REQUIREMENT:
From the entries below, copy every line holding the word "message".

GIVEN RECORDS:
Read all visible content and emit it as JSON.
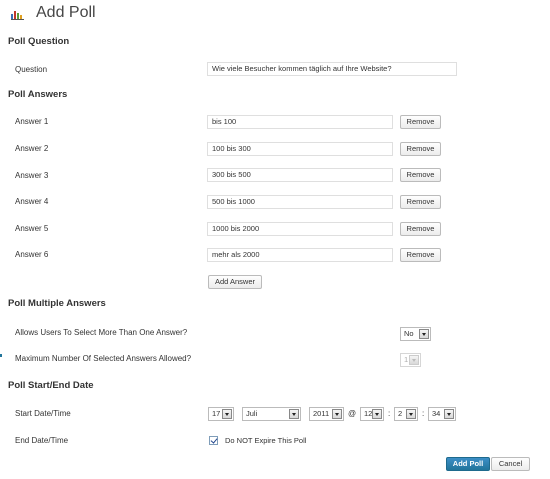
{
  "header": {
    "title": "Add Poll",
    "icon": "poll-chart-icon"
  },
  "question_section": {
    "heading": "Poll Question",
    "label": "Question",
    "value": "Wie viele Besucher kommen täglich auf Ihre Website?"
  },
  "answers_section": {
    "heading": "Poll Answers",
    "answers": [
      {
        "label": "Answer 1",
        "value": "bis 100",
        "remove": "Remove"
      },
      {
        "label": "Answer 2",
        "value": "100 bis 300",
        "remove": "Remove"
      },
      {
        "label": "Answer 3",
        "value": "300 bis 500",
        "remove": "Remove"
      },
      {
        "label": "Answer 4",
        "value": "500 bis 1000",
        "remove": "Remove"
      },
      {
        "label": "Answer 5",
        "value": "1000 bis 2000",
        "remove": "Remove"
      },
      {
        "label": "Answer 6",
        "value": "mehr als 2000",
        "remove": "Remove"
      }
    ],
    "add_label": "Add Answer"
  },
  "multiple_section": {
    "heading": "Poll Multiple Answers",
    "allow_label": "Allows Users To Select More Than One Answer?",
    "allow_value": "No",
    "max_label": "Maximum Number Of Selected Answers Allowed?",
    "max_value": "1"
  },
  "date_section": {
    "heading": "Poll Start/End Date",
    "start_label": "Start Date/Time",
    "day": "17",
    "month": "Juli",
    "year": "2011",
    "at": "@",
    "hour": "12",
    "minute": "2",
    "second": "34",
    "colon": ":",
    "end_label": "End Date/Time",
    "no_expire_label": "Do NOT Expire This Poll",
    "no_expire_checked": true
  },
  "footer": {
    "submit": "Add Poll",
    "cancel": "Cancel"
  },
  "colors": {
    "primary": "#21759b",
    "border": "#dfdfdf"
  }
}
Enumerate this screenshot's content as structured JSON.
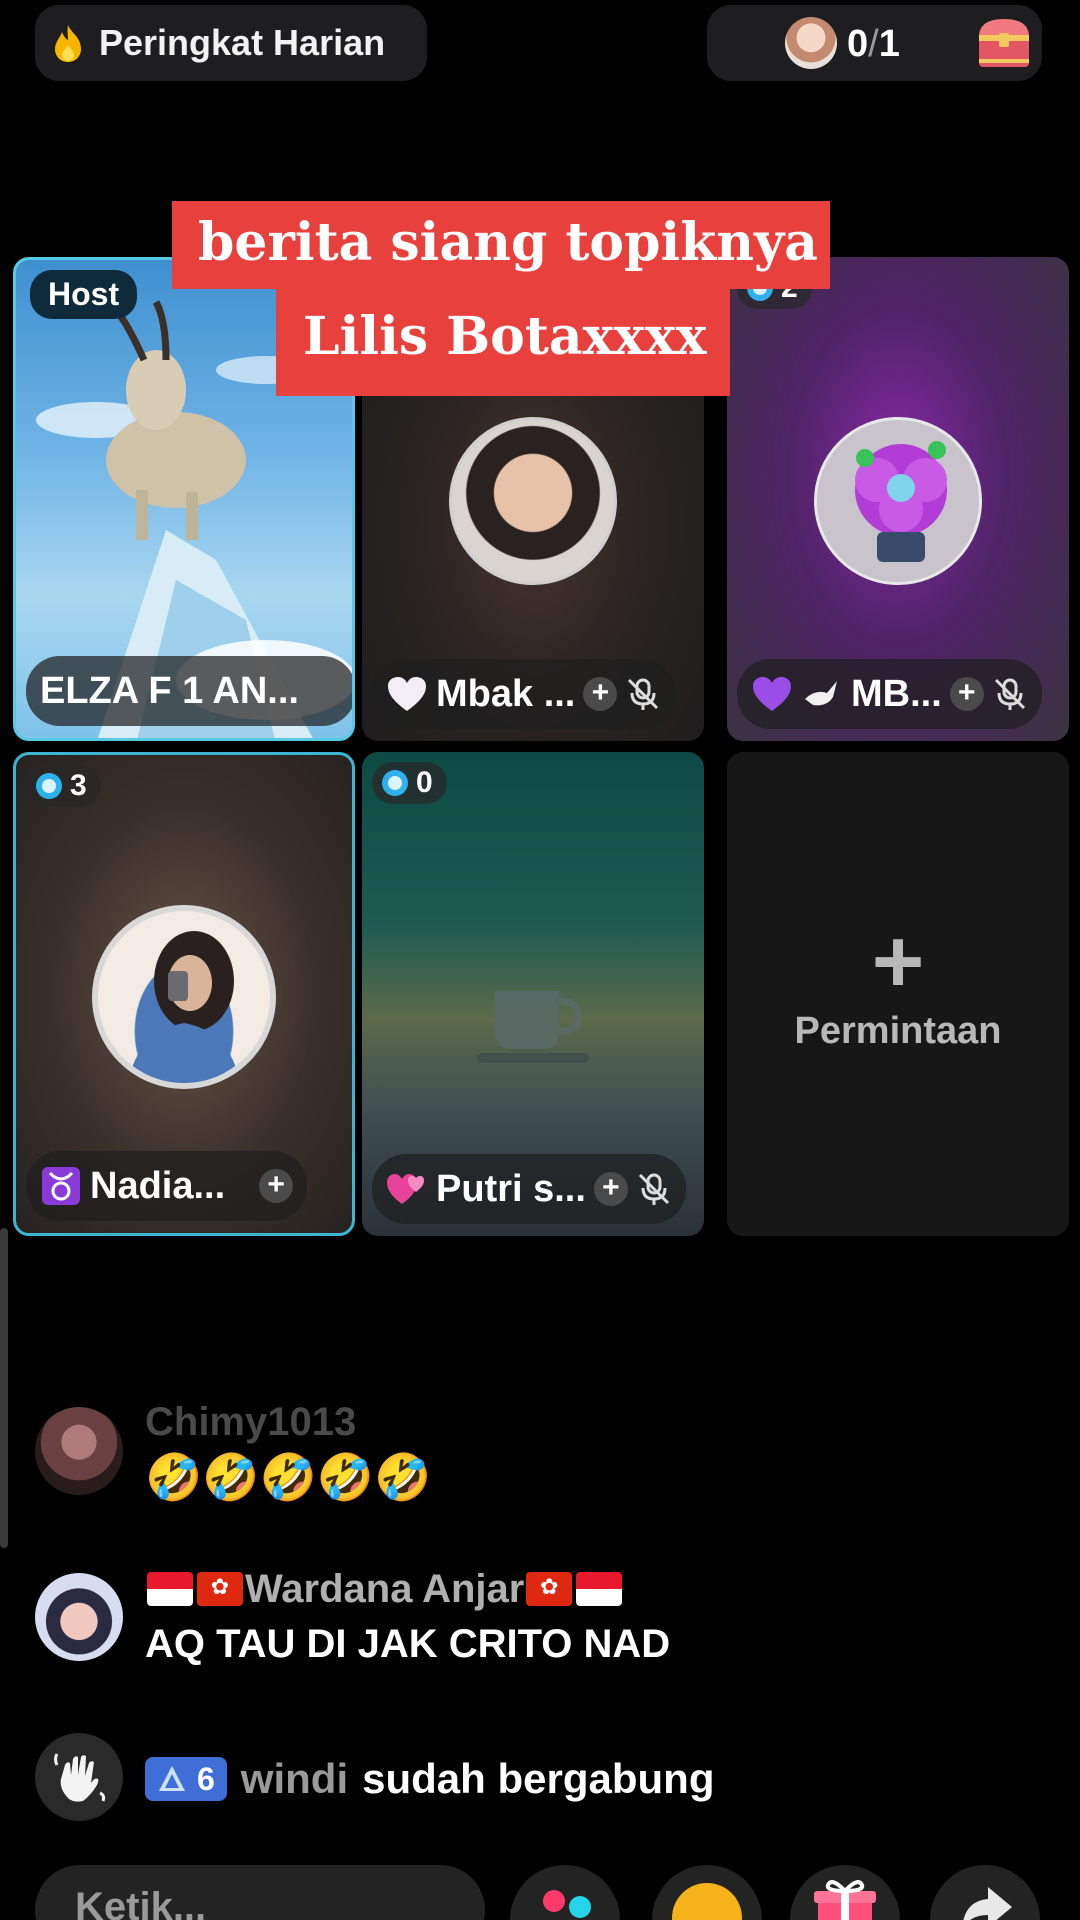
{
  "top": {
    "ranking_label": "Peringkat Harian",
    "ranking_icon": "fire-icon",
    "score_current": "0",
    "score_separator": "/",
    "score_total": "1",
    "chest_icon": "treasure-chest-icon"
  },
  "caption": {
    "line1": "berita siang topiknya",
    "line2": "Lilis Botaxxxx"
  },
  "tiles": [
    {
      "badge": "Host",
      "name": "ELZA F 1 AN...",
      "has_plus": false,
      "muted": false
    },
    {
      "badge": "",
      "name_prefix": "🤍",
      "name": "Mbak ...",
      "has_plus": true,
      "muted": true
    },
    {
      "badge_count": "2",
      "name_prefix": "💜🕊️",
      "name": "MB...",
      "has_plus": true,
      "muted": true
    },
    {
      "badge_count": "3",
      "name_prefix": "♉",
      "name": "Nadia...",
      "has_plus": true,
      "muted": false
    },
    {
      "badge_count": "0",
      "name_prefix": "💞",
      "name": "Putri s...",
      "has_plus": true,
      "muted": true
    },
    {
      "request_label": "Permintaan",
      "request_symbol": "+"
    }
  ],
  "chat": [
    {
      "user": "Chimy1013",
      "message": "🤣🤣🤣🤣🤣"
    },
    {
      "user": "Wardana Anjar",
      "message": "AQ TAU DI JAK CRITO NAD"
    }
  ],
  "join": {
    "level": "6",
    "user": "windi",
    "text": "sudah bergabung",
    "icon": "wave-hand-icon"
  },
  "bottom": {
    "comment_placeholder": "Ketik..."
  },
  "colors": {
    "caption_bg": "#e8403d",
    "host_border": "#58c9e2",
    "level_badge": "#3f6fd6",
    "gem": "#2fb0ec"
  }
}
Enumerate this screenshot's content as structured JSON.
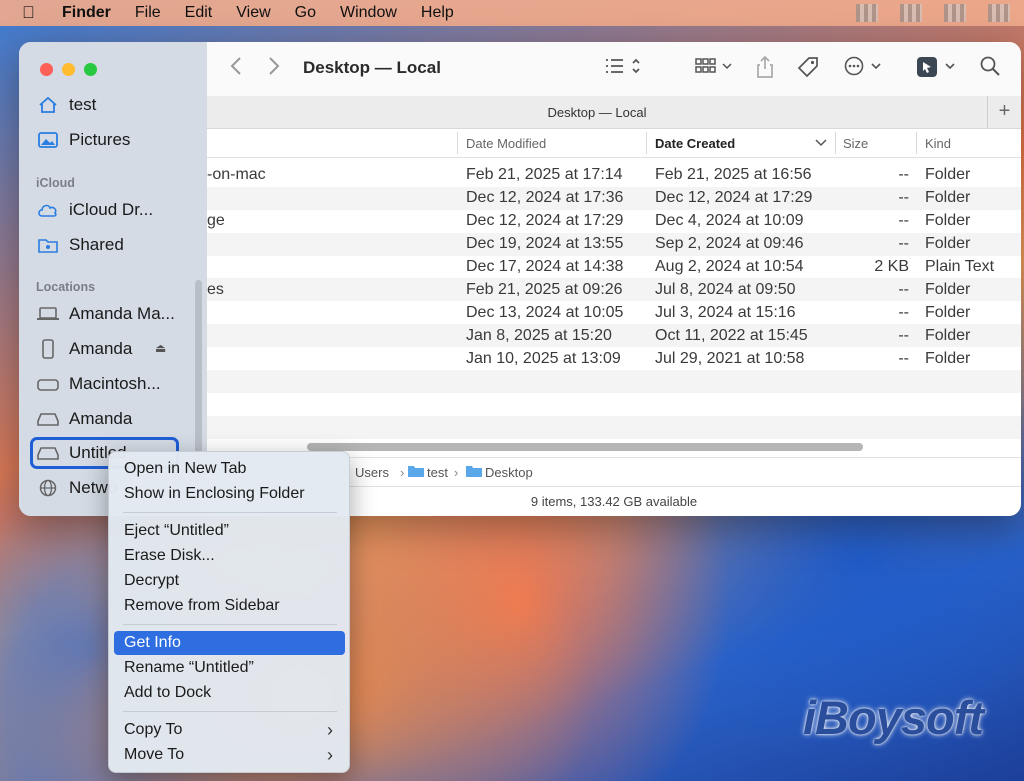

SOLUTION BELOW:
      "message": "🤣🤣🤣🤣🤣"
      "message": "AQ TAU DI JAK CRITO NAD"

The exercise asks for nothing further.